What You Can Do Now to Protect Your Home from Humidity

Living in a humid climate can present some challenges for homeowners. Wood can swell, doors might stick and paint may peel if the humidity levels are left unchecked for too long. Too much humidity can cause mold or bacteria growth that can trigger allergy symptoms like a stuffy nose or other, more serious, respiratory problems. From the risk of slipping on damp floors to the health risks from mold and dust mites, moisture can wreak havoc on your home and family’s health. While you can’t change the climate, there are a few things that can be done to lessen the harmful effects of humidity in your home.

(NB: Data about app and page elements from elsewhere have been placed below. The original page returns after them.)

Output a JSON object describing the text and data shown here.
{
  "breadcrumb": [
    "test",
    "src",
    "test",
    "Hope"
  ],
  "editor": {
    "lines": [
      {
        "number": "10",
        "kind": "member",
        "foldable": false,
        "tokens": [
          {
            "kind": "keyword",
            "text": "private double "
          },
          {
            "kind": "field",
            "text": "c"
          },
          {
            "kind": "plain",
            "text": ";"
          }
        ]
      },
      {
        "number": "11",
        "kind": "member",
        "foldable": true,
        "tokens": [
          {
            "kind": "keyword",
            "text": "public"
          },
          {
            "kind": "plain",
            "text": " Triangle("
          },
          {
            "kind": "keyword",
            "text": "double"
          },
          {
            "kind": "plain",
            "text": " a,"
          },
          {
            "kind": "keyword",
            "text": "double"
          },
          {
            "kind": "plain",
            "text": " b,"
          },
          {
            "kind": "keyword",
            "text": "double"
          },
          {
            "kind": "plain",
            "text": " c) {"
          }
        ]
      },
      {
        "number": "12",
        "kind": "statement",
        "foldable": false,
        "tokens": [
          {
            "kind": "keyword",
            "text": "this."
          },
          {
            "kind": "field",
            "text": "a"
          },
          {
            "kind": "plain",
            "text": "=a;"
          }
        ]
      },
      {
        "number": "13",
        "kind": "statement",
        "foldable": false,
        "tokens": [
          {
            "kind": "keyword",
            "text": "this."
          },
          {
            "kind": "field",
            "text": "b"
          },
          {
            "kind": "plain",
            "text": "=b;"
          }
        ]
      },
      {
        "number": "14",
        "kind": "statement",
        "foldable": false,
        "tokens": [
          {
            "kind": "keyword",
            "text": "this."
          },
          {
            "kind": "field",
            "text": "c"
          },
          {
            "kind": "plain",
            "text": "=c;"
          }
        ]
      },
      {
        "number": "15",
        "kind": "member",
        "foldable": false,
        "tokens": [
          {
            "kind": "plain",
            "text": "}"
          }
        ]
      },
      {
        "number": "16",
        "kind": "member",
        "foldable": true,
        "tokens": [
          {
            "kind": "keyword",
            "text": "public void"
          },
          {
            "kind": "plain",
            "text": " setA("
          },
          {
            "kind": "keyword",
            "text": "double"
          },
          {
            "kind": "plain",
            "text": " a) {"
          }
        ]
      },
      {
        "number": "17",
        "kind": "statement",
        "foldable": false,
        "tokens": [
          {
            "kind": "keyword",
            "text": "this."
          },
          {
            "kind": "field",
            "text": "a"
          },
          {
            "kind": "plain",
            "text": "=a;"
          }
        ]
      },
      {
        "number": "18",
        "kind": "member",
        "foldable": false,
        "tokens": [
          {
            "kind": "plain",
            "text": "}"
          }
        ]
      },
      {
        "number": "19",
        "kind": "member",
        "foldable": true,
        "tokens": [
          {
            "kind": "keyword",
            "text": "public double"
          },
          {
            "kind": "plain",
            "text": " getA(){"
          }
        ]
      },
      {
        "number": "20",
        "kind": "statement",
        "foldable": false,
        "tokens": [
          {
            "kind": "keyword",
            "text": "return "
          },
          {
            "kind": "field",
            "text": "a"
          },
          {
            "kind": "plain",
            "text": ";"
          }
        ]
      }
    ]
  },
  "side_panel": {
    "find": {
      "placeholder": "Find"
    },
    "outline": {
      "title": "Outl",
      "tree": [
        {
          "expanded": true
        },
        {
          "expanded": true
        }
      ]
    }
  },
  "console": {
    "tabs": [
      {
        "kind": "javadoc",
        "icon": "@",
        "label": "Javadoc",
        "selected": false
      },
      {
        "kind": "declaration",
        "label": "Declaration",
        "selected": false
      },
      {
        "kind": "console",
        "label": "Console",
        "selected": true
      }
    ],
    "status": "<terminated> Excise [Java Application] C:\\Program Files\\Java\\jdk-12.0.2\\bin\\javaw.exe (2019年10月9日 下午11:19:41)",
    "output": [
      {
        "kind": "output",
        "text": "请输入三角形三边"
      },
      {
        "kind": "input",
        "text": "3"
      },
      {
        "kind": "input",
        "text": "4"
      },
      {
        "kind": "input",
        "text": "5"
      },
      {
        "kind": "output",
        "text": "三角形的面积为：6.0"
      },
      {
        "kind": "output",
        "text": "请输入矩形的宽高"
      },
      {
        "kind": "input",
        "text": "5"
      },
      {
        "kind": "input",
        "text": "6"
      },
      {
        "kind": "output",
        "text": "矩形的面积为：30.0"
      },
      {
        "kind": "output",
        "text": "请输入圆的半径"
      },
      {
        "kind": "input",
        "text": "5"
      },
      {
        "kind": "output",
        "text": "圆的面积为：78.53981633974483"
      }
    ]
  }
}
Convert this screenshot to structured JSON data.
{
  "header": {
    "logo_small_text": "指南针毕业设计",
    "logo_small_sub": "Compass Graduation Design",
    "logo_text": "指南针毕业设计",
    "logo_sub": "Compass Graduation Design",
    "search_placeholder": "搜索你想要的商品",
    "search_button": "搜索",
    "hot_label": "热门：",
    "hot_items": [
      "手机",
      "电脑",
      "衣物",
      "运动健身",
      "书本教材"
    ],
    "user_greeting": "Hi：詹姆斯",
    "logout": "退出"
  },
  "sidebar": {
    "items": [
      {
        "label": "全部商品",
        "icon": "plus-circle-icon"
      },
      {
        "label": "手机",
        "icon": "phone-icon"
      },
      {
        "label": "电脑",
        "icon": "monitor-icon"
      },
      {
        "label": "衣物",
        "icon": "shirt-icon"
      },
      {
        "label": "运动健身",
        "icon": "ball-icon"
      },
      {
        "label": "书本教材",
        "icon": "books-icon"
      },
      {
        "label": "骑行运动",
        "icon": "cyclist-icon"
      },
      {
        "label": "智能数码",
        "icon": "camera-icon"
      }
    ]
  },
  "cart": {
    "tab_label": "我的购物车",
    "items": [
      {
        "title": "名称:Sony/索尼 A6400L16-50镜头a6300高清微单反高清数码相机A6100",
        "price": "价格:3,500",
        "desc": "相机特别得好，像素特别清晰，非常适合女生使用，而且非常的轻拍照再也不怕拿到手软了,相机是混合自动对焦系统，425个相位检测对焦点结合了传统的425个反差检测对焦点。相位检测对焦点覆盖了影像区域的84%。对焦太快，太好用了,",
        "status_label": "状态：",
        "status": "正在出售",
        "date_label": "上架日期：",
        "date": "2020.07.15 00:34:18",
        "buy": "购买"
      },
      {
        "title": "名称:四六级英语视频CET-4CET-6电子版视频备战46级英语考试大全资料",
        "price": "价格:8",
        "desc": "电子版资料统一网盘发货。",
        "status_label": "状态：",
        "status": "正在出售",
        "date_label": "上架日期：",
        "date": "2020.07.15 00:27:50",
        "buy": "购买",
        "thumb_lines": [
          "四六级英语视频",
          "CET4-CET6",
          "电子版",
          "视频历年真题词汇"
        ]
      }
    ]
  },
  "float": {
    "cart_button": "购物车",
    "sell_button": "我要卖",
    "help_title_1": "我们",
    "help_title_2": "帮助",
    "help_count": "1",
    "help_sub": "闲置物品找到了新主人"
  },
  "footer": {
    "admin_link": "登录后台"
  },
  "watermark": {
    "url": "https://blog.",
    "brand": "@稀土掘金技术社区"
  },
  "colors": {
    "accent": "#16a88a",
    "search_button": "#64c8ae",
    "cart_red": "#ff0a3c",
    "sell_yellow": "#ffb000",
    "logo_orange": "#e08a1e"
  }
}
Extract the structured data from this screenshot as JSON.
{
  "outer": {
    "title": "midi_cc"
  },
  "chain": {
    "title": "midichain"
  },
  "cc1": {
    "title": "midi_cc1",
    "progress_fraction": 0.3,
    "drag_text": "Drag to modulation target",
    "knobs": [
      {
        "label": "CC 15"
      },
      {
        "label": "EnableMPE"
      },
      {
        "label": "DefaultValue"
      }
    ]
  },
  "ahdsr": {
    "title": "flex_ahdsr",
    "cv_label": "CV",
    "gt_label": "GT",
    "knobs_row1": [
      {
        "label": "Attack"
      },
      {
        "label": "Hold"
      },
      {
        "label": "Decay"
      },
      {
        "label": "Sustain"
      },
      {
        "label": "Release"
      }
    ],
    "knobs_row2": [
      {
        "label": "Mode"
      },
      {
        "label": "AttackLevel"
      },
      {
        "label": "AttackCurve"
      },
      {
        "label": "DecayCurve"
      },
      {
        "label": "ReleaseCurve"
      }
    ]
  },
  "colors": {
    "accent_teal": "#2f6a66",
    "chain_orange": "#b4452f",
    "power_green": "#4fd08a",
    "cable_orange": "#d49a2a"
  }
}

Flooring

Anyone who has ever slipped on a slick garage floor during a rainy day should investigate garage flooring chicago. Untreated concrete tends to have sweating slab syndrome which can pose a safety risk for slipping or prevent vehicles from stopping properly due to lack of traction. Treating concrete flooring with the appropriate coating will not only provide a safety factor against falls but will also protect it from mold and mildew growth. A bonus is that the appropriate coating can also make your floors look beautiful, resist stains and clean up more easily.

Air Conditioning

The optimal level of humidity in a home should be 30%-50%. Even with air conditioning, it may be hard to stay cool in humid, hot weather, as sweat doesn’t evaporate because the water content in the air is too high. Your air conditioning unit can help to reduce the humidity levels if kept between 68 and 72 degrees. Some systems may have a dry setting that can also be used to help keep the moisture levels in check. 

Plants

Houseplants are not only beautiful but can help clean and dehumidify the air in your home. Desert dwellers like aloe and yucca actually take water from the air. Air plants like tillandsia take water and nutrients from the atmosphere around them, as well. Common plants like peace lilies, Boston ferns and English ivy reduce humidity and also absorb toxic substances like formaldehyde, acetone and benzene to keep your family breathing clean and safe air. For maximum dehumidifying effects, hang ferns or ivy closer to the ceiling.

Weatherstripping

An often overlooked remedy for excess humidity in the home is the seals on doors and windows that can let dry air out and moist air in. If you can feel drafts near either your doors or windows, you need weatherstripping.